[Entries taken from a collection]

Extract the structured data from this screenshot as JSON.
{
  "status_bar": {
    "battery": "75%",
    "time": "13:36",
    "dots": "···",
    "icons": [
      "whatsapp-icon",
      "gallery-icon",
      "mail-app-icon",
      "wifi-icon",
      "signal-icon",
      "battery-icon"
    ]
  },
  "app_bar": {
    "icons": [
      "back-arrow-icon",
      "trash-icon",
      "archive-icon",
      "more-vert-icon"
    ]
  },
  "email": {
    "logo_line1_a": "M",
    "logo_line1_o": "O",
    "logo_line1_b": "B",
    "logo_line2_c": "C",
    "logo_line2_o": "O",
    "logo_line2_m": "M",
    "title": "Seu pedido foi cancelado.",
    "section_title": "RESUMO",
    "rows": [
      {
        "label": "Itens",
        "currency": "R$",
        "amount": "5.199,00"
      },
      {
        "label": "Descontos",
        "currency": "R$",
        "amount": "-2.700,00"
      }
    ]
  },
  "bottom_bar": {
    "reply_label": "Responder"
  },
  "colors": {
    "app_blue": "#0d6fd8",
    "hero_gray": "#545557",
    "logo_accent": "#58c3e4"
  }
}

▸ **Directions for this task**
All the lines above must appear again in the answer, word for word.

▸ **Output for this exercise**
Extract the structured data from this screenshot as JSON.
{
  "status_bar": {
    "battery": "75%",
    "time": "13:36",
    "dots": "···",
    "icons": [
      "whatsapp-icon",
      "gallery-icon",
      "mail-app-icon",
      "wifi-icon",
      "signal-icon",
      "battery-icon"
    ]
  },
  "app_bar": {
    "icons": [
      "back-arrow-icon",
      "trash-icon",
      "archive-icon",
      "more-vert-icon"
    ]
  },
  "email": {
    "logo_line1_a": "M",
    "logo_line1_o": "O",
    "logo_line1_b": "B",
    "logo_line2_c": "C",
    "logo_line2_o": "O",
    "logo_line2_m": "M",
    "title": "Seu pedido foi cancelado.",
    "section_title": "RESUMO",
    "rows": [
      {
        "label": "Itens",
        "currency": "R$",
        "amount": "5.199,00"
      },
      {
        "label": "Descontos",
        "currency": "R$",
        "amount": "-2.700,00"
      }
    ]
  },
  "bottom_bar": {
    "reply_label": "Responder"
  },
  "colors": {
    "app_blue": "#0d6fd8",
    "hero_gray": "#545557",
    "logo_accent": "#58c3e4"
  }
}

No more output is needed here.